==== EXERCISE INPUT

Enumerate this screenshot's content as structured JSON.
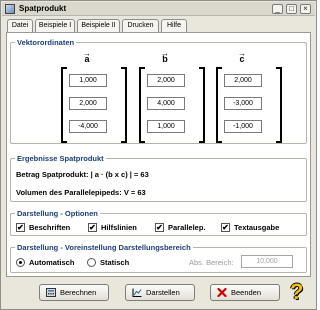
{
  "window": {
    "title": "Spatprodukt"
  },
  "menu": {
    "tabs": [
      "Datei",
      "Beispiele I",
      "Beispiele II",
      "Drucken",
      "Hilfe"
    ]
  },
  "vectors": {
    "group_title": "Vektorordinaten",
    "a": {
      "name": "a",
      "values": [
        "1,000",
        "2,000",
        "-4,000"
      ]
    },
    "b": {
      "name": "b",
      "values": [
        "2,000",
        "4,000",
        "1,000"
      ]
    },
    "c": {
      "name": "c",
      "values": [
        "2,000",
        "-3,000",
        "-1,000"
      ]
    }
  },
  "results": {
    "group_title": "Ergebnisse Spatprodukt",
    "betrag_prefix": "Betrag Spatprodukt: | a · (b x c) | = ",
    "betrag_value": "63",
    "volume_prefix": "Volumen des Parallelepipeds: V = ",
    "volume_value": "63"
  },
  "display_options": {
    "group_title": "Darstellung - Optionen",
    "items": [
      {
        "label": "Beschriften",
        "checked": true
      },
      {
        "label": "Hilfslinien",
        "checked": true
      },
      {
        "label": "Parallelep.",
        "checked": true
      },
      {
        "label": "Textausgabe",
        "checked": true
      }
    ]
  },
  "range_settings": {
    "group_title": "Darstellung - Voreinstellung Darstellungsbereich",
    "automatic_label": "Automatisch",
    "static_label": "Statisch",
    "selected": "Automatisch",
    "range_label": "Abs. Bereich:",
    "range_value": "10,000"
  },
  "buttons": {
    "compute": "Berechnen",
    "display": "Darstellen",
    "exit": "Beenden"
  },
  "icons": {
    "help": "question-mark-icon",
    "check_mark": "✔"
  }
}
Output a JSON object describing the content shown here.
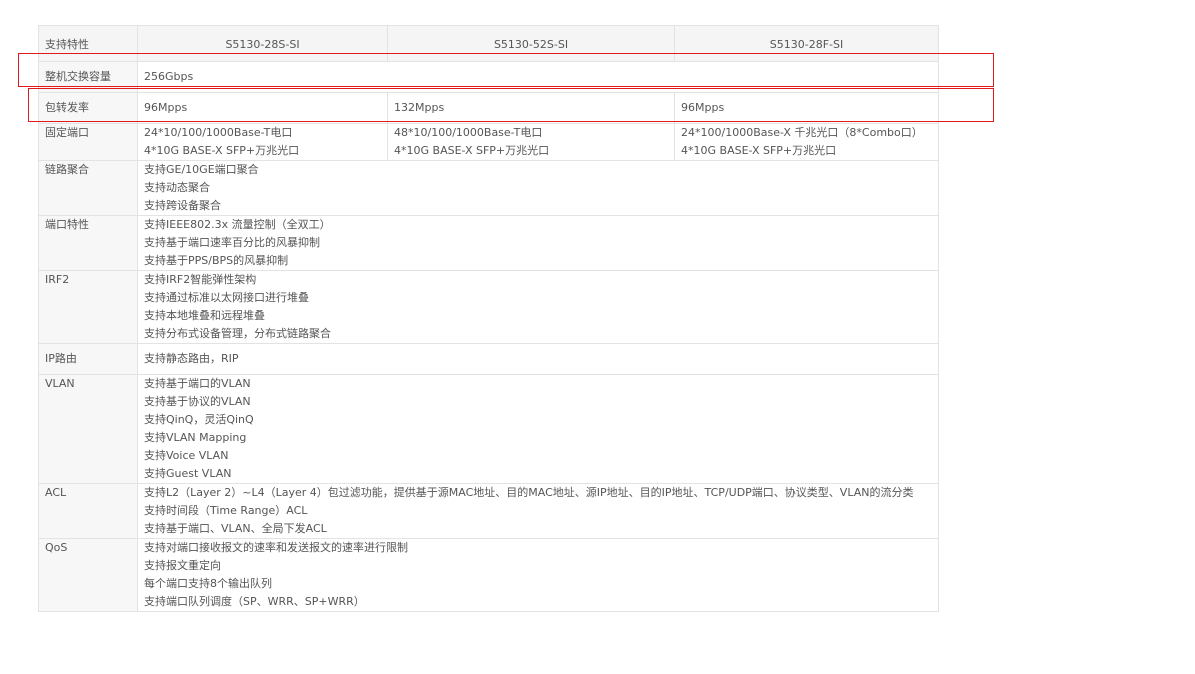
{
  "header": {
    "feature": "支持特性",
    "models": [
      "S5130-28S-SI",
      "S5130-52S-SI",
      "S5130-28F-SI"
    ]
  },
  "rows": {
    "capacity": {
      "label": "整机交换容量",
      "value": "256Gbps"
    },
    "forwarding": {
      "label": "包转发率",
      "values": [
        "96Mpps",
        "132Mpps",
        "96Mpps"
      ]
    },
    "ports": {
      "label": "固定端口",
      "values": [
        [
          "24*10/100/1000Base-T电口",
          "4*10G BASE-X SFP+万兆光口"
        ],
        [
          "48*10/100/1000Base-T电口",
          "4*10G BASE-X SFP+万兆光口"
        ],
        [
          "24*100/1000Base-X 千兆光口（8*Combo口）",
          "4*10G BASE-X SFP+万兆光口"
        ]
      ]
    },
    "aggregation": {
      "label": "链路聚合",
      "lines": [
        "支持GE/10GE端口聚合",
        "支持动态聚合",
        "支持跨设备聚合"
      ]
    },
    "port_features": {
      "label": "端口特性",
      "lines": [
        "支持IEEE802.3x 流量控制（全双工）",
        "支持基于端口速率百分比的风暴抑制",
        "支持基于PPS/BPS的风暴抑制"
      ]
    },
    "irf2": {
      "label": "IRF2",
      "lines": [
        "支持IRF2智能弹性架构",
        "支持通过标准以太网接口进行堆叠",
        "支持本地堆叠和远程堆叠",
        "支持分布式设备管理，分布式链路聚合"
      ]
    },
    "routing": {
      "label": "IP路由",
      "value": "支持静态路由，RIP"
    },
    "vlan": {
      "label": "VLAN",
      "lines": [
        "支持基于端口的VLAN",
        "支持基于协议的VLAN",
        "支持QinQ，灵活QinQ",
        "支持VLAN Mapping",
        "支持Voice VLAN",
        "支持Guest VLAN"
      ]
    },
    "acl": {
      "label": "ACL",
      "lines": [
        "支持L2（Layer 2）~L4（Layer 4）包过滤功能，提供基于源MAC地址、目的MAC地址、源IP地址、目的IP地址、TCP/UDP端口、协议类型、VLAN的流分类",
        "支持时间段（Time Range）ACL",
        "支持基于端口、VLAN、全局下发ACL"
      ]
    },
    "qos": {
      "label": "QoS",
      "lines": [
        "支持对端口接收报文的速率和发送报文的速率进行限制",
        "支持报文重定向",
        "每个端口支持8个输出队列",
        "支持端口队列调度（SP、WRR、SP+WRR）"
      ]
    }
  },
  "highlight_color": "#e0191f"
}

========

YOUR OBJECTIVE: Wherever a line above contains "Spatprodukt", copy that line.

REPLY:
    "title": "Spatprodukt"
    "group_title": "Ergebnisse Spatprodukt",
    "betrag_prefix": "Betrag Spatprodukt: | a · (b x c) | = ",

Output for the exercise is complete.